Smartphones facilitate the potential adoption of new mobile applications. The purpose of this research is to study users and non-users of three selected mobile applications, and find out what really drives the intention to use these applications across users and non-users.
The authors measured actual usage of mobile applications in a panel study of 579 Finnish smartphone users, using in-device measurements as an objective way to identify users and non-users. A web-based survey was used in collecting data to test an extended TAM model in explaining intention to use.
Perceived technological barriers negatively affect behavioural control, reflecting people’s assessment of themselves being capable of using the services without trouble. Behavioural control is directly linked to perceived usefulness (except for games) and perceived enjoyment, as hypothesized. Perceived enjoyment and usefulness were generically found to explain intention to use applications for both users and for non-users.
With regards to the impact of social norms, the study finds that further research needs to be done in exploring its impact more thoroughly. The dataset of the research, consisting purely of male-dominated, young smartphone users, make the generalization of results difficult.
There are differences regarding what drives the usage of different kinds of mobile applications. In this study, map applications and mobile Internet, are driven by more utilitarian motivations, whereas games are more hedonic. It is also clear that not everybody are using applications facilitated by smartphones, and therefore the presented approach of studying users and non-users separately provides a new approach to analyze adoption on a practical level.

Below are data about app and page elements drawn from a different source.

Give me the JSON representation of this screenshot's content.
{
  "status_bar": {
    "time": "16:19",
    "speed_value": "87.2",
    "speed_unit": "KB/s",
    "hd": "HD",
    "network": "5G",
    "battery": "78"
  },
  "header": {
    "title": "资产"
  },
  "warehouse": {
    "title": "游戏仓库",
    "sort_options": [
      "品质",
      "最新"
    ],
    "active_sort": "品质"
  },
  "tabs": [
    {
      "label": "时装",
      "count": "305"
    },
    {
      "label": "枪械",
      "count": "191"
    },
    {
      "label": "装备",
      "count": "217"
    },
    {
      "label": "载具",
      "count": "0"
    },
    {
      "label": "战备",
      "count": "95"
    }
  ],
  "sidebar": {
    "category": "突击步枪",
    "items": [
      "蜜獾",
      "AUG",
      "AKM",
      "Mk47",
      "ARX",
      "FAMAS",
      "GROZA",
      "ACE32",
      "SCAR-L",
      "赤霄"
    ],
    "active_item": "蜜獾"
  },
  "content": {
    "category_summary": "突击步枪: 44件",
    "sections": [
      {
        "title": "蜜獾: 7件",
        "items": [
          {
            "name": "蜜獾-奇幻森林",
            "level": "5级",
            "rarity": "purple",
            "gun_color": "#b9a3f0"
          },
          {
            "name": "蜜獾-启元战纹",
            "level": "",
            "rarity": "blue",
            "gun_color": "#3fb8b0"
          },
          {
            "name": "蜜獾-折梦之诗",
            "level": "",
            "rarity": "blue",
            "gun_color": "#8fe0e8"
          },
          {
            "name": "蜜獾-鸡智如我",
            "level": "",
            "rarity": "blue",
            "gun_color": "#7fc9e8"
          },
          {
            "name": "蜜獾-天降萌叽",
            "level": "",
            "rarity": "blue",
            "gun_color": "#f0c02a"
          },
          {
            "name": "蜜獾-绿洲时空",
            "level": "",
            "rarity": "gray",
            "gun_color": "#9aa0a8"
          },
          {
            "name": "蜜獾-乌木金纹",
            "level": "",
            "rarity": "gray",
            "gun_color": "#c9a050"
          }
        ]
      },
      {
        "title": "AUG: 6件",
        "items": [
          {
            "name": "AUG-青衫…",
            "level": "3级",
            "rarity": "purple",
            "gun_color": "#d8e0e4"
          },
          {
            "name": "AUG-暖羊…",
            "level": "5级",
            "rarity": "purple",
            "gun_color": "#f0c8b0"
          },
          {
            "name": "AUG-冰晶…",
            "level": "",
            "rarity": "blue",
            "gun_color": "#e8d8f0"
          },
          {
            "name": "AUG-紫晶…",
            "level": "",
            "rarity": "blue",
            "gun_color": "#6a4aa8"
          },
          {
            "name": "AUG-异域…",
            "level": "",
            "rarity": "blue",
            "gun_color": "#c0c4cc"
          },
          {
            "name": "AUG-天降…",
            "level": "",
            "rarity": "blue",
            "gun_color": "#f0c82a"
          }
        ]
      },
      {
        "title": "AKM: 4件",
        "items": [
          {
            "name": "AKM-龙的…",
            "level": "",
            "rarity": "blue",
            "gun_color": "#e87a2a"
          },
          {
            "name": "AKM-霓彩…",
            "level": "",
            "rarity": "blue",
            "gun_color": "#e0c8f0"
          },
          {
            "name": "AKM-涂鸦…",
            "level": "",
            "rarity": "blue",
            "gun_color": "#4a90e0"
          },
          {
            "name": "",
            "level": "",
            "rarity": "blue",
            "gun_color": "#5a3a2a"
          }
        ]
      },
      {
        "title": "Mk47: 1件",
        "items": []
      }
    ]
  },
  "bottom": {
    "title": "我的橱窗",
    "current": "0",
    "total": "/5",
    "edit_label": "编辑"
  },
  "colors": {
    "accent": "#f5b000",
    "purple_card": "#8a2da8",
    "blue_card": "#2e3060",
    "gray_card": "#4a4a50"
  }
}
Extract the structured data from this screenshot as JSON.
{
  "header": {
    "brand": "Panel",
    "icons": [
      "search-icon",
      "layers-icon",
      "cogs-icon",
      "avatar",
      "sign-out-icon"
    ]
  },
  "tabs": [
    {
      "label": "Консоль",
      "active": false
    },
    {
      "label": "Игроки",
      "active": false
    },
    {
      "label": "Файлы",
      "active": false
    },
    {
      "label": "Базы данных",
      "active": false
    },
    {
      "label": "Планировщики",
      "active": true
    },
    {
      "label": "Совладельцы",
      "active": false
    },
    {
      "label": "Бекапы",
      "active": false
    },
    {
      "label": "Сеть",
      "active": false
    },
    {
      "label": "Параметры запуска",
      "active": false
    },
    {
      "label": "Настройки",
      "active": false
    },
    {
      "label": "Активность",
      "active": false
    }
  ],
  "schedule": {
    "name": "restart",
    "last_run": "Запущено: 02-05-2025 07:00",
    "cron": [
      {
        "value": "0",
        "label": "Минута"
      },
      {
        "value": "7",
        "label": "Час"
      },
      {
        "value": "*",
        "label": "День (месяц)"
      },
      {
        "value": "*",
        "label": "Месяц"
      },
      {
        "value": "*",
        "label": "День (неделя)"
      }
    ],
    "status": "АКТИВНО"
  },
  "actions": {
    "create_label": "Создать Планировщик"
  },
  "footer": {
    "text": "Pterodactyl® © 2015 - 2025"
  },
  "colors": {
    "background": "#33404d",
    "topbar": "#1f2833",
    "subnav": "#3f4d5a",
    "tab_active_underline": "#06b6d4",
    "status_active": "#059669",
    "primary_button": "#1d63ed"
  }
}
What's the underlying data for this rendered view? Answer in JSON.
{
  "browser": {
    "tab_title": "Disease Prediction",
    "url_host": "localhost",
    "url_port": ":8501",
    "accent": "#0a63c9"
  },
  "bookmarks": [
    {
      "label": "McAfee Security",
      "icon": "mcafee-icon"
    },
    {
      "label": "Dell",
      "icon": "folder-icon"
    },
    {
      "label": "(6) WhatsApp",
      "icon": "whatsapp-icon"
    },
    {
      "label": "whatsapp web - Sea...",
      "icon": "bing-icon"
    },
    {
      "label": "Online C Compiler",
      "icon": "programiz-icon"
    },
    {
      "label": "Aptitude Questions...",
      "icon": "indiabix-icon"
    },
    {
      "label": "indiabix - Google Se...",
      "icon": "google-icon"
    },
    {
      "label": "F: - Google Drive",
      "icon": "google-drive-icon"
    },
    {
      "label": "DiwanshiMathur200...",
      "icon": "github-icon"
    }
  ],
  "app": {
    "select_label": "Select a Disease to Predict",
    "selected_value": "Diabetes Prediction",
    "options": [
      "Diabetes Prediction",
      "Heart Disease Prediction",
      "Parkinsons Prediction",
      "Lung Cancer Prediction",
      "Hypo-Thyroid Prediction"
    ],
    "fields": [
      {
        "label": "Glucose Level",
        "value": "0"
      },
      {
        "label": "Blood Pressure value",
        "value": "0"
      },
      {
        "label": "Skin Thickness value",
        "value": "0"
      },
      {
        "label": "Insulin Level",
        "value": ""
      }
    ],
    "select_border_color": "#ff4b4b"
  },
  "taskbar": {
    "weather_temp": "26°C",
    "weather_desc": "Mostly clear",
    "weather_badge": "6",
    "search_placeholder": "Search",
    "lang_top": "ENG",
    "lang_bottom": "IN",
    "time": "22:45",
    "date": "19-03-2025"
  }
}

This research proves that models like TAM should not treat mobile services as a generic concept, but instead to specifically address individual mobile services. The research also demonstrates the unique value of combining objective usage measurements (reflecting actual behaviour) with traditional survey data in more comprehensively modelling service adoption.